Pompey’s fans have long led the fight against the competition’s controversial existence.
It’s a scepticism initially emanating from the FA’s attempts to introduce B teams into the Football League.
Defeated by member clubs, it instead prompted a revamped Checkatrade Trophy in 2016-17, with under-21/23 sides brought in.
Portsmouth transfer news: Blues receive bids for former Luton and Millwall midfielder
Transfer gossip: Portsmouth eye raids for ex-Chelsea man and Charlton Athletic's former Wigan Athletic midfielder
'Is proving one hell of a signing.... A real livewire' - Portsmouth match ratings from 2-0 win at Cheltenham
Former Portsmouth pair help Ipswich flex muscle as Norwich City man is slammed for conduct in Peterborough's Plymouth Argyle reverse
Cheltenham boss Wade Elliott praises experienced Portsmouth in 2-0 defeat at Whaddon Road
Fuelled by mistrust of football authorities’ intentions, Pompey supporters have joined other fans in boycotting fixtures.
But the Blues’ chief executive believes such concerns are currently unfounded.
Catlin said: ‘I can 100-per-cent categorically say I cannot foresee B teams ever coming into the league structure during my lifetime, however long my life may be.

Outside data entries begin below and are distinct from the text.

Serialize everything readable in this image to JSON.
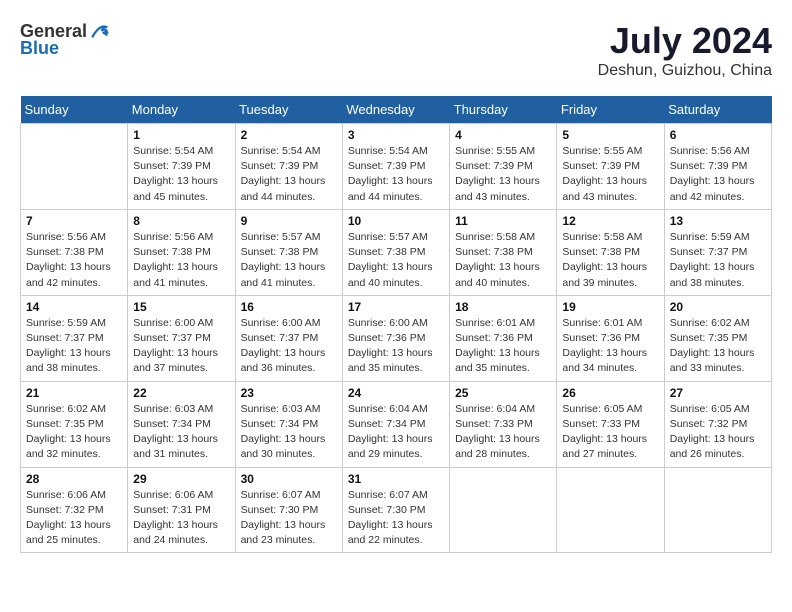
{
  "logo": {
    "text_general": "General",
    "text_blue": "Blue"
  },
  "header": {
    "month_year": "July 2024",
    "location": "Deshun, Guizhou, China"
  },
  "weekdays": [
    "Sunday",
    "Monday",
    "Tuesday",
    "Wednesday",
    "Thursday",
    "Friday",
    "Saturday"
  ],
  "weeks": [
    [
      {
        "day": "",
        "info": ""
      },
      {
        "day": "1",
        "info": "Sunrise: 5:54 AM\nSunset: 7:39 PM\nDaylight: 13 hours\nand 45 minutes."
      },
      {
        "day": "2",
        "info": "Sunrise: 5:54 AM\nSunset: 7:39 PM\nDaylight: 13 hours\nand 44 minutes."
      },
      {
        "day": "3",
        "info": "Sunrise: 5:54 AM\nSunset: 7:39 PM\nDaylight: 13 hours\nand 44 minutes."
      },
      {
        "day": "4",
        "info": "Sunrise: 5:55 AM\nSunset: 7:39 PM\nDaylight: 13 hours\nand 43 minutes."
      },
      {
        "day": "5",
        "info": "Sunrise: 5:55 AM\nSunset: 7:39 PM\nDaylight: 13 hours\nand 43 minutes."
      },
      {
        "day": "6",
        "info": "Sunrise: 5:56 AM\nSunset: 7:39 PM\nDaylight: 13 hours\nand 42 minutes."
      }
    ],
    [
      {
        "day": "7",
        "info": "Sunrise: 5:56 AM\nSunset: 7:38 PM\nDaylight: 13 hours\nand 42 minutes."
      },
      {
        "day": "8",
        "info": "Sunrise: 5:56 AM\nSunset: 7:38 PM\nDaylight: 13 hours\nand 41 minutes."
      },
      {
        "day": "9",
        "info": "Sunrise: 5:57 AM\nSunset: 7:38 PM\nDaylight: 13 hours\nand 41 minutes."
      },
      {
        "day": "10",
        "info": "Sunrise: 5:57 AM\nSunset: 7:38 PM\nDaylight: 13 hours\nand 40 minutes."
      },
      {
        "day": "11",
        "info": "Sunrise: 5:58 AM\nSunset: 7:38 PM\nDaylight: 13 hours\nand 40 minutes."
      },
      {
        "day": "12",
        "info": "Sunrise: 5:58 AM\nSunset: 7:38 PM\nDaylight: 13 hours\nand 39 minutes."
      },
      {
        "day": "13",
        "info": "Sunrise: 5:59 AM\nSunset: 7:37 PM\nDaylight: 13 hours\nand 38 minutes."
      }
    ],
    [
      {
        "day": "14",
        "info": "Sunrise: 5:59 AM\nSunset: 7:37 PM\nDaylight: 13 hours\nand 38 minutes."
      },
      {
        "day": "15",
        "info": "Sunrise: 6:00 AM\nSunset: 7:37 PM\nDaylight: 13 hours\nand 37 minutes."
      },
      {
        "day": "16",
        "info": "Sunrise: 6:00 AM\nSunset: 7:37 PM\nDaylight: 13 hours\nand 36 minutes."
      },
      {
        "day": "17",
        "info": "Sunrise: 6:00 AM\nSunset: 7:36 PM\nDaylight: 13 hours\nand 35 minutes."
      },
      {
        "day": "18",
        "info": "Sunrise: 6:01 AM\nSunset: 7:36 PM\nDaylight: 13 hours\nand 35 minutes."
      },
      {
        "day": "19",
        "info": "Sunrise: 6:01 AM\nSunset: 7:36 PM\nDaylight: 13 hours\nand 34 minutes."
      },
      {
        "day": "20",
        "info": "Sunrise: 6:02 AM\nSunset: 7:35 PM\nDaylight: 13 hours\nand 33 minutes."
      }
    ],
    [
      {
        "day": "21",
        "info": "Sunrise: 6:02 AM\nSunset: 7:35 PM\nDaylight: 13 hours\nand 32 minutes."
      },
      {
        "day": "22",
        "info": "Sunrise: 6:03 AM\nSunset: 7:34 PM\nDaylight: 13 hours\nand 31 minutes."
      },
      {
        "day": "23",
        "info": "Sunrise: 6:03 AM\nSunset: 7:34 PM\nDaylight: 13 hours\nand 30 minutes."
      },
      {
        "day": "24",
        "info": "Sunrise: 6:04 AM\nSunset: 7:34 PM\nDaylight: 13 hours\nand 29 minutes."
      },
      {
        "day": "25",
        "info": "Sunrise: 6:04 AM\nSunset: 7:33 PM\nDaylight: 13 hours\nand 28 minutes."
      },
      {
        "day": "26",
        "info": "Sunrise: 6:05 AM\nSunset: 7:33 PM\nDaylight: 13 hours\nand 27 minutes."
      },
      {
        "day": "27",
        "info": "Sunrise: 6:05 AM\nSunset: 7:32 PM\nDaylight: 13 hours\nand 26 minutes."
      }
    ],
    [
      {
        "day": "28",
        "info": "Sunrise: 6:06 AM\nSunset: 7:32 PM\nDaylight: 13 hours\nand 25 minutes."
      },
      {
        "day": "29",
        "info": "Sunrise: 6:06 AM\nSunset: 7:31 PM\nDaylight: 13 hours\nand 24 minutes."
      },
      {
        "day": "30",
        "info": "Sunrise: 6:07 AM\nSunset: 7:30 PM\nDaylight: 13 hours\nand 23 minutes."
      },
      {
        "day": "31",
        "info": "Sunrise: 6:07 AM\nSunset: 7:30 PM\nDaylight: 13 hours\nand 22 minutes."
      },
      {
        "day": "",
        "info": ""
      },
      {
        "day": "",
        "info": ""
      },
      {
        "day": "",
        "info": ""
      }
    ]
  ]
}
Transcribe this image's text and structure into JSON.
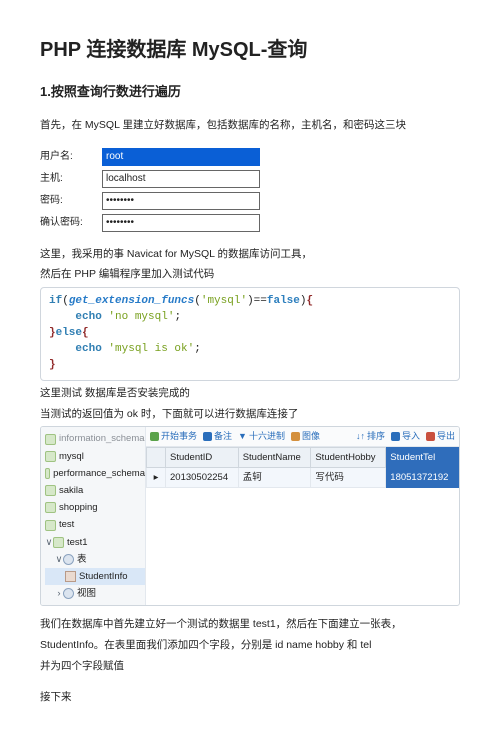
{
  "title": "PHP 连接数据库 MySQL-查询",
  "section1": "1.按照查询行数进行遍历",
  "intro": "首先，在 MySQL 里建立好数据库，包括数据库的名称，主机名，和密码这三块",
  "form": {
    "user_label": "用户名:",
    "user_value": "root",
    "host_label": "主机:",
    "host_value": "localhost",
    "pw_label": "密码:",
    "pw_value": "••••••••",
    "pw2_label": "确认密码:",
    "pw2_value": "••••••••"
  },
  "mid1": "这里，我采用的事 Navicat for MySQL 的数据库访问工具，",
  "mid2": "然后在 PHP 编辑程序里加入测试代码",
  "code": {
    "l1a": "if",
    "l1b": "(",
    "l1c": "get_extension_funcs",
    "l1d": "(",
    "l1e": "'mysql'",
    "l1f": ")==",
    "l1g": "false",
    "l1h": ")",
    "l1i": "{",
    "l2a": "echo ",
    "l2b": "'no mysql'",
    "l2c": ";",
    "l3a": "}",
    "l3b": "else",
    "l3c": "{",
    "l4a": "echo ",
    "l4b": "'mysql is ok'",
    "l4c": ";",
    "l5a": "}"
  },
  "mid3": "这里测试 数据库是否安装完成的",
  "mid4": "当测试的返回值为 ok 时，下面就可以进行数据库连接了",
  "navicat": {
    "tree": {
      "h0": "information_schema",
      "items": [
        "mysql",
        "performance_schema",
        "sakila",
        "shopping",
        "test"
      ],
      "test1": "test1",
      "tables": "表",
      "studentinfo": "StudentInfo",
      "views": "视图"
    },
    "toolbar": {
      "start": "开始事务",
      "memo": "备注",
      "hex": "十六进制",
      "img": "图像",
      "sort": "排序",
      "import": "导入",
      "export": "导出"
    },
    "grid": {
      "h_id": "StudentID",
      "h_name": "StudentName",
      "h_hobby": "StudentHobby",
      "h_tel": "StudentTel",
      "r_id": "20130502254",
      "r_name": "孟轲",
      "r_hobby": "写代码",
      "r_tel": "18051372192"
    }
  },
  "tail1": "我们在数据库中首先建立好一个测试的数据里 test1，然后在下面建立一张表，",
  "tail2": "StudentInfo。在表里面我们添加四个字段，分别是 id name hobby  和 tel",
  "tail3": "并为四个字段赋值",
  "tail4": "接下来"
}
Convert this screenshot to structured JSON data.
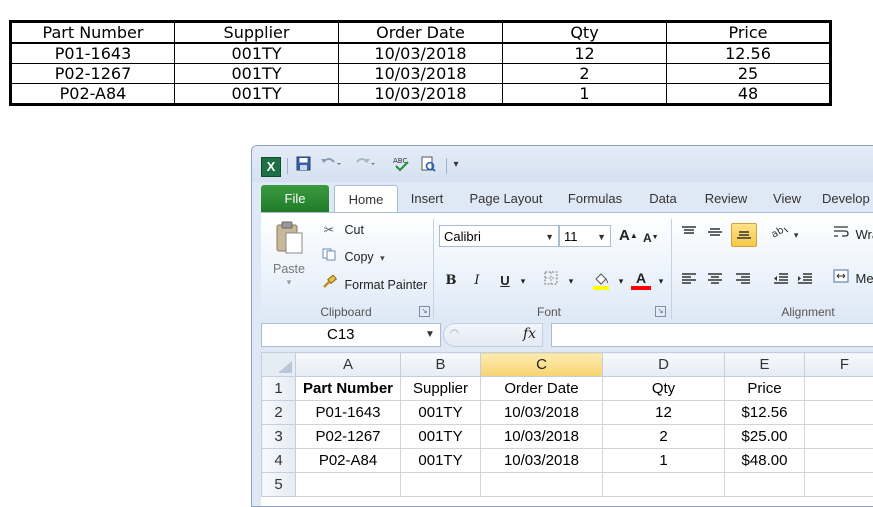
{
  "doc_table": {
    "headers": [
      "Part Number",
      "Supplier",
      "Order Date",
      "Qty",
      "Price"
    ],
    "rows": [
      [
        "P01-1643",
        "001TY",
        "10/03/2018",
        "12",
        "12.56"
      ],
      [
        "P02-1267",
        "001TY",
        "10/03/2018",
        "2",
        "25"
      ],
      [
        "P02-A84",
        "001TY",
        "10/03/2018",
        "1",
        "48"
      ]
    ]
  },
  "excel": {
    "qat": {
      "logo": "X",
      "undo_icon": "undo-icon",
      "redo_icon": "redo-icon"
    },
    "tabs": [
      "File",
      "Home",
      "Insert",
      "Page Layout",
      "Formulas",
      "Data",
      "Review",
      "View",
      "Develop"
    ],
    "clipboard": {
      "paste": "Paste",
      "cut": "Cut",
      "copy": "Copy",
      "format_painter": "Format Painter",
      "label": "Clipboard"
    },
    "font": {
      "name": "Calibri",
      "size": "11",
      "grow": "A",
      "shrink": "A",
      "bold": "B",
      "italic": "I",
      "underline": "U",
      "font_color_letter": "A",
      "label": "Font"
    },
    "alignment": {
      "wrap": "Wra",
      "merge": "Me",
      "label": "Alignment"
    },
    "formula_bar": {
      "name_box": "C13",
      "fx": "fx",
      "formula": ""
    },
    "grid": {
      "columns": [
        "A",
        "B",
        "C",
        "D",
        "E",
        "F"
      ],
      "selected_column": "C",
      "rows": [
        {
          "num": "1",
          "cells": [
            "Part Number",
            "Supplier",
            "Order Date",
            "Qty",
            "Price",
            ""
          ]
        },
        {
          "num": "2",
          "cells": [
            "P01-1643",
            "001TY",
            "10/03/2018",
            "12",
            "$12.56",
            ""
          ]
        },
        {
          "num": "3",
          "cells": [
            "P02-1267",
            "001TY",
            "10/03/2018",
            "2",
            "$25.00",
            ""
          ]
        },
        {
          "num": "4",
          "cells": [
            "P02-A84",
            "001TY",
            "10/03/2018",
            "1",
            "$48.00",
            ""
          ]
        },
        {
          "num": "5",
          "cells": [
            "",
            "",
            "",
            "",
            "",
            ""
          ]
        }
      ]
    },
    "colors": {
      "file_tab": "#1f7b29",
      "highlight": "#ffff00",
      "font_color": "#ff0000",
      "selected_header": "#f8d46f"
    }
  }
}
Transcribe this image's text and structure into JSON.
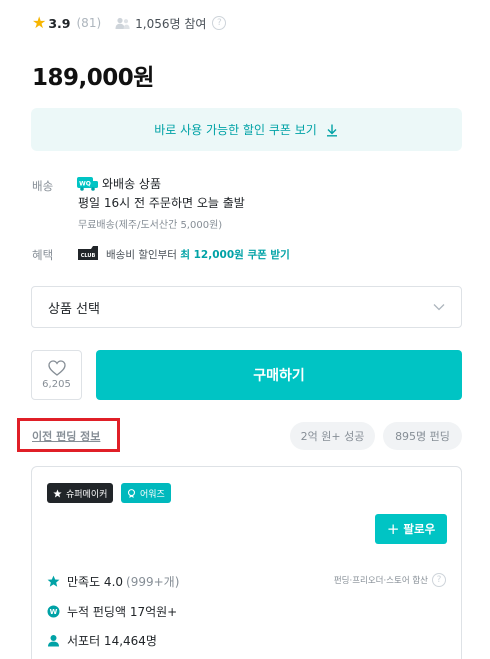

‘I cannot see it happening for decades in the future, there's just no appetite for it whatsoever from clubs in the Football League.
‘The opposition to it previously was so resounding. All it would require is eight clubs out of 72 to block it in the future.
‘Those rules were changed as part of the ‘trade-off’ to what is now the format of the Checkatrade Trophy. These were altered from a 75 per cent majority required among clubs to allow B teams into the EFL to a 90 per cent.
‘In my honest opinion, the Checkatrade Trophy is not being used as a back door to get B teams in.
‘If there is an attempt to get B teams into the mainstream league system, that will be a completely separate argument.
‘Plain and simple, I wish to dispel that fear.’
The Blues’ highest home attendance in the tournament is 3,138, yet the club have requested 39,659 seats for Wembley, with tickets on sale from Monday.
In terms of prize money, Pompey will make at least £190,000, dependant on how they fare in the final.
Meanwhile, the competition has this season appeased clubs by relaxing team-selection criteria.
Catlin added: ‘Wembley finals don’t come around that often, people can go a lifetime without one, so let’s take this one for what it is, enjoy it, because it may be we aren’t there for a while.
‘I think it will be a great day out. The Pompey family coming together and showing how far we’ve travelled since the dark days of administration.’